▶ **ACTIVITY**
The entries below are to be repeated exactly, with the pictures left out.
BEGIN THE DATA
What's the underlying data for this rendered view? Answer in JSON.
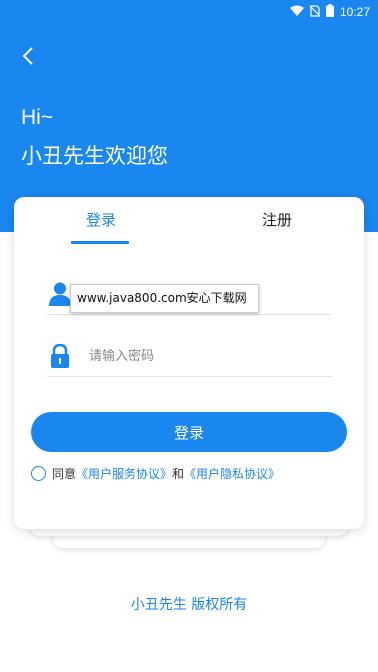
{
  "status_bar": {
    "time": "10:27"
  },
  "header": {
    "greeting": "Hi~",
    "welcome": "小丑先生欢迎您"
  },
  "tabs": [
    {
      "label": "登录",
      "active": true
    },
    {
      "label": "注册",
      "active": false
    }
  ],
  "form": {
    "username_value": "",
    "password_placeholder": "请输入密码",
    "watermark_text": "www.java800.com安心下载网",
    "login_button": "登录"
  },
  "agreement": {
    "prefix": "同意",
    "user_agreement": "《用户服务协议》",
    "conjunction": "和",
    "privacy_agreement": "《用户隐私协议》"
  },
  "footer": {
    "copyright": "小丑先生 版权所有"
  },
  "colors": {
    "primary": "#1a86f0"
  },
  "icons": [
    "wifi-icon",
    "no-sim-icon",
    "battery-icon",
    "back-chevron-icon",
    "user-icon",
    "lock-icon"
  ]
}
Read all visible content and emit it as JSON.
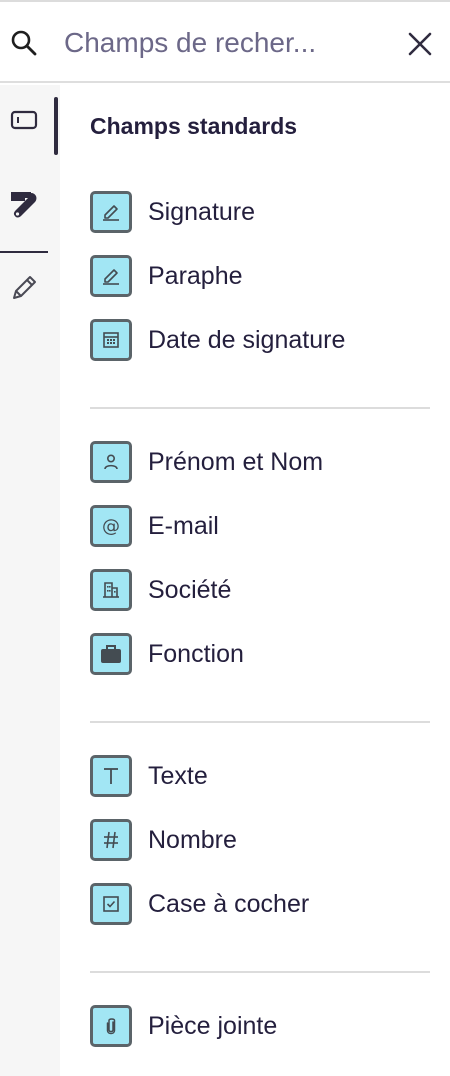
{
  "search": {
    "placeholder": "Champs de recher...",
    "value": ""
  },
  "sidebar": {
    "tabs": [
      {
        "icon": "field-icon",
        "active": true
      },
      {
        "icon": "tools-icon",
        "active": false
      },
      {
        "icon": "pencil-icon",
        "active": false
      }
    ]
  },
  "panel": {
    "section_title": "Champs standards",
    "fields": [
      {
        "label": "Signature",
        "icon": "signature-icon"
      },
      {
        "label": "Paraphe",
        "icon": "initials-icon"
      },
      {
        "label": "Date de signature",
        "icon": "calendar-icon"
      },
      {
        "label": "Prénom et Nom",
        "icon": "person-icon"
      },
      {
        "label": "E-mail",
        "icon": "at-icon"
      },
      {
        "label": "Société",
        "icon": "building-icon"
      },
      {
        "label": "Fonction",
        "icon": "briefcase-icon"
      },
      {
        "label": "Texte",
        "icon": "text-icon"
      },
      {
        "label": "Nombre",
        "icon": "hash-icon"
      },
      {
        "label": "Case à cocher",
        "icon": "checkbox-icon"
      },
      {
        "label": "Pièce jointe",
        "icon": "paperclip-icon"
      }
    ]
  },
  "colors": {
    "icon_fill": "#a2e6f4",
    "icon_border": "#5b6469",
    "text": "#241f3d",
    "muted": "#6c6888"
  }
}
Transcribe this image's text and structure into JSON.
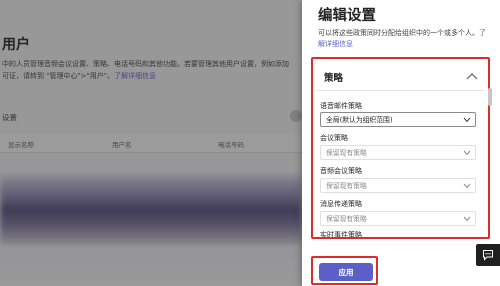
{
  "background": {
    "title": "用户",
    "description_line1": "中的人员管理音频会议设置、策略、电话号码和其他功能。若要管理其他用户设置，例如添加",
    "description_line2_prefix": "可证，请转到 \"管理中心\">\"用户\"。",
    "description_link": "了解详细信息",
    "section_title": "设置",
    "columns": [
      "显示名称",
      "用户名",
      "电话号码"
    ]
  },
  "panel": {
    "title": "编辑设置",
    "description": "可以将这些政策同时分配给组织中的一个或多个人。",
    "learn_more": "了解详细信息",
    "policies": {
      "header": "策略",
      "fields": [
        {
          "label": "语音邮件策略",
          "value": "全局(默认为组织范围)"
        },
        {
          "label": "会议策略",
          "value": "保留现有策略"
        },
        {
          "label": "音频会议策略",
          "value": "保留现有策略"
        },
        {
          "label": "消息传递策略",
          "value": "保留现有策略"
        },
        {
          "label": "实时事件策略",
          "value": ""
        }
      ]
    },
    "apply_label": "应用"
  },
  "colors": {
    "accent": "#5b5fc7",
    "highlight": "#d92c2c"
  }
}
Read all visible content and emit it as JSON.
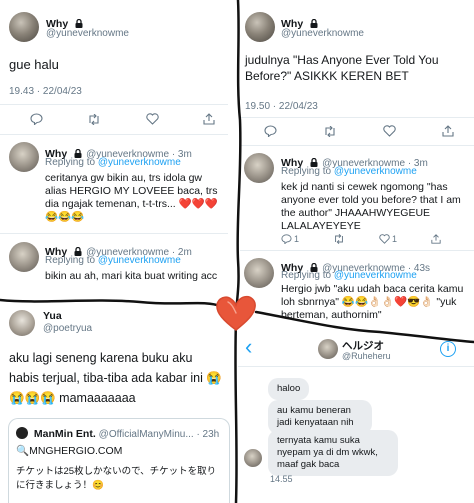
{
  "panel_a": {
    "name": "Why",
    "handle": "@yuneverknowme",
    "text": "gue halu",
    "timestamp": "19.43 · 22/04/23",
    "reply1": {
      "name": "Why",
      "handle": "@yuneverknowme · 3m",
      "replying_to": "Replying to",
      "replying_handle": "@yuneverknowme",
      "text": "ceritanya gw bikin au, trs idola gw alias HERGIO MY LOVEEE baca, trs dia ngajak temenan, t-t-trs... ❤️❤️❤️😂😂😂"
    },
    "reply2": {
      "name": "Why",
      "handle": "@yuneverknowme · 2m",
      "replying_to": "Replying to",
      "replying_handle": "@yuneverknowme",
      "text": "bikin au ah, mari kita buat writing acc"
    }
  },
  "panel_b": {
    "name": "Why",
    "handle": "@yuneverknowme",
    "text": "judulnya \"Has Anyone Ever Told You Before?\" ASIKKK KEREN BET",
    "timestamp": "19.50 · 22/04/23",
    "reply1": {
      "name": "Why",
      "handle": "@yuneverknowme · 3m",
      "replying_to": "Replying to",
      "replying_handle": "@yuneverknowme",
      "text": "kek jd nanti si cewek ngomong \"has anyone ever told you before? that I am the author\" JHAAAHWYEGEUE LALALAYEYEYE",
      "reply_count": "1",
      "like_count": "1"
    },
    "reply2": {
      "name": "Why",
      "handle": "@yuneverknowme · 43s",
      "replying_to": "Replying to",
      "replying_handle": "@yuneverknowme",
      "text": "Hergio jwb \"aku udah baca cerita kamu loh sbnrnya\" 😂😂👌🏻👌🏻❤️😎👌🏻 \"yuk berteman, authornim\""
    }
  },
  "panel_c": {
    "name": "Yua",
    "handle": "@poetryua",
    "text": "aku lagi seneng karena buku aku habis terjual, tiba-tiba ada kabar ini 😭😭😭😭 mamaaaaaaa",
    "quote": {
      "name": "ManMin Ent.",
      "handle": "@OfficialManyMinu... · 23h",
      "title": "MNGHERGIO.COM",
      "title_prefix": "🔍",
      "text": "チケットは25枚しかないので、チケットを取りに行きましょう！😊"
    }
  },
  "panel_d": {
    "back": "‹",
    "name": "ヘルジオ",
    "handle": "@Ruheheru",
    "info": "i",
    "messages": [
      "haloo",
      "au kamu beneran jadi kenyataan nih",
      "ternyata kamu suka nyepam ya di dm wkwk, maaf gak baca"
    ],
    "time": "14.55"
  },
  "colors": {
    "link": "#1da1f2",
    "muted": "#657786",
    "heart": "#e8563a",
    "divider": "#111111"
  },
  "icons": [
    "lock-icon",
    "reply-icon",
    "retweet-icon",
    "like-icon",
    "share-icon",
    "heart-doodle-icon",
    "back-chevron-icon",
    "info-icon"
  ]
}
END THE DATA
▶ **REPLY TO THE EXERCISE**
What's the underlying data for this rendered view? Answer in JSON.
{
  "status_bar": {
    "time": "10:27"
  },
  "header": {
    "greeting": "Hi~",
    "welcome": "小丑先生欢迎您"
  },
  "tabs": [
    {
      "label": "登录",
      "active": true
    },
    {
      "label": "注册",
      "active": false
    }
  ],
  "form": {
    "username_value": "",
    "password_placeholder": "请输入密码",
    "watermark_text": "www.java800.com安心下载网",
    "login_button": "登录"
  },
  "agreement": {
    "prefix": "同意",
    "user_agreement": "《用户服务协议》",
    "conjunction": "和",
    "privacy_agreement": "《用户隐私协议》"
  },
  "footer": {
    "copyright": "小丑先生 版权所有"
  },
  "colors": {
    "primary": "#1a86f0"
  },
  "icons": [
    "wifi-icon",
    "no-sim-icon",
    "battery-icon",
    "back-chevron-icon",
    "user-icon",
    "lock-icon"
  ]
}
Read all visible content and emit it as JSON.
{
  "search": {
    "placeholder": "Champs de recher...",
    "value": ""
  },
  "sidebar": {
    "tabs": [
      {
        "icon": "field-icon",
        "active": true
      },
      {
        "icon": "tools-icon",
        "active": false
      },
      {
        "icon": "pencil-icon",
        "active": false
      }
    ]
  },
  "panel": {
    "section_title": "Champs standards",
    "fields": [
      {
        "label": "Signature",
        "icon": "signature-icon"
      },
      {
        "label": "Paraphe",
        "icon": "initials-icon"
      },
      {
        "label": "Date de signature",
        "icon": "calendar-icon"
      },
      {
        "label": "Prénom et Nom",
        "icon": "person-icon"
      },
      {
        "label": "E-mail",
        "icon": "at-icon"
      },
      {
        "label": "Société",
        "icon": "building-icon"
      },
      {
        "label": "Fonction",
        "icon": "briefcase-icon"
      },
      {
        "label": "Texte",
        "icon": "text-icon"
      },
      {
        "label": "Nombre",
        "icon": "hash-icon"
      },
      {
        "label": "Case à cocher",
        "icon": "checkbox-icon"
      },
      {
        "label": "Pièce jointe",
        "icon": "paperclip-icon"
      }
    ]
  },
  "colors": {
    "icon_fill": "#a2e6f4",
    "icon_border": "#5b6469",
    "text": "#241f3d",
    "muted": "#6c6888"
  }
}
Transcribe this image's text and structure into JSON.
{
  "background": {
    "title": "用户",
    "description_line1": "中的人员管理音频会议设置、策略、电话号码和其他功能。若要管理其他用户设置，例如添加",
    "description_line2_prefix": "可证，请转到 \"管理中心\">\"用户\"。",
    "description_link": "了解详细信息",
    "section_title": "设置",
    "columns": [
      "显示名称",
      "用户名",
      "电话号码"
    ]
  },
  "panel": {
    "title": "编辑设置",
    "description": "可以将这些政策同时分配给组织中的一个或多个人。",
    "learn_more": "了解详细信息",
    "policies": {
      "header": "策略",
      "fields": [
        {
          "label": "语音邮件策略",
          "value": "全局(默认为组织范围)"
        },
        {
          "label": "会议策略",
          "value": "保留现有策略"
        },
        {
          "label": "音频会议策略",
          "value": "保留现有策略"
        },
        {
          "label": "消息传递策略",
          "value": "保留现有策略"
        },
        {
          "label": "实时事件策略",
          "value": ""
        }
      ]
    },
    "apply_label": "应用"
  },
  "colors": {
    "accent": "#5b5fc7",
    "highlight": "#d92c2c"
  }
}
Read all visible content and emit it as JSON.
{
  "panel_a": {
    "name": "Why",
    "handle": "@yuneverknowme",
    "text": "gue halu",
    "timestamp": "19.43 · 22/04/23",
    "reply1": {
      "name": "Why",
      "handle": "@yuneverknowme · 3m",
      "replying_to": "Replying to",
      "replying_handle": "@yuneverknowme",
      "text": "ceritanya gw bikin au, trs idola gw alias HERGIO MY LOVEEE baca, trs dia ngajak temenan, t-t-trs... ❤️❤️❤️😂😂😂"
    },
    "reply2": {
      "name": "Why",
      "handle": "@yuneverknowme · 2m",
      "replying_to": "Replying to",
      "replying_handle": "@yuneverknowme",
      "text": "bikin au ah, mari kita buat writing acc"
    }
  },
  "panel_b": {
    "name": "Why",
    "handle": "@yuneverknowme",
    "text": "judulnya \"Has Anyone Ever Told You Before?\" ASIKKK KEREN BET",
    "timestamp": "19.50 · 22/04/23",
    "reply1": {
      "name": "Why",
      "handle": "@yuneverknowme · 3m",
      "replying_to": "Replying to",
      "replying_handle": "@yuneverknowme",
      "text": "kek jd nanti si cewek ngomong \"has anyone ever told you before? that I am the author\" JHAAAHWYEGEUE LALALAYEYEYE",
      "reply_count": "1",
      "like_count": "1"
    },
    "reply2": {
      "name": "Why",
      "handle": "@yuneverknowme · 43s",
      "replying_to": "Replying to",
      "replying_handle": "@yuneverknowme",
      "text": "Hergio jwb \"aku udah baca cerita kamu loh sbnrnya\" 😂😂👌🏻👌🏻❤️😎👌🏻 \"yuk berteman, authornim\""
    }
  },
  "panel_c": {
    "name": "Yua",
    "handle": "@poetryua",
    "text": "aku lagi seneng karena buku aku habis terjual, tiba-tiba ada kabar ini 😭😭😭😭 mamaaaaaaa",
    "quote": {
      "name": "ManMin Ent.",
      "handle": "@OfficialManyMinu... · 23h",
      "title": "MNGHERGIO.COM",
      "title_prefix": "🔍",
      "text": "チケットは25枚しかないので、チケットを取りに行きましょう！😊"
    }
  },
  "panel_d": {
    "back": "‹",
    "name": "ヘルジオ",
    "handle": "@Ruheheru",
    "info": "i",
    "messages": [
      "haloo",
      "au kamu beneran jadi kenyataan nih",
      "ternyata kamu suka nyepam ya di dm wkwk, maaf gak baca"
    ],
    "time": "14.55"
  },
  "colors": {
    "link": "#1da1f2",
    "muted": "#657786",
    "heart": "#e8563a",
    "divider": "#111111"
  },
  "icons": [
    "lock-icon",
    "reply-icon",
    "retweet-icon",
    "like-icon",
    "share-icon",
    "heart-doodle-icon",
    "back-chevron-icon",
    "info-icon"
  ]
}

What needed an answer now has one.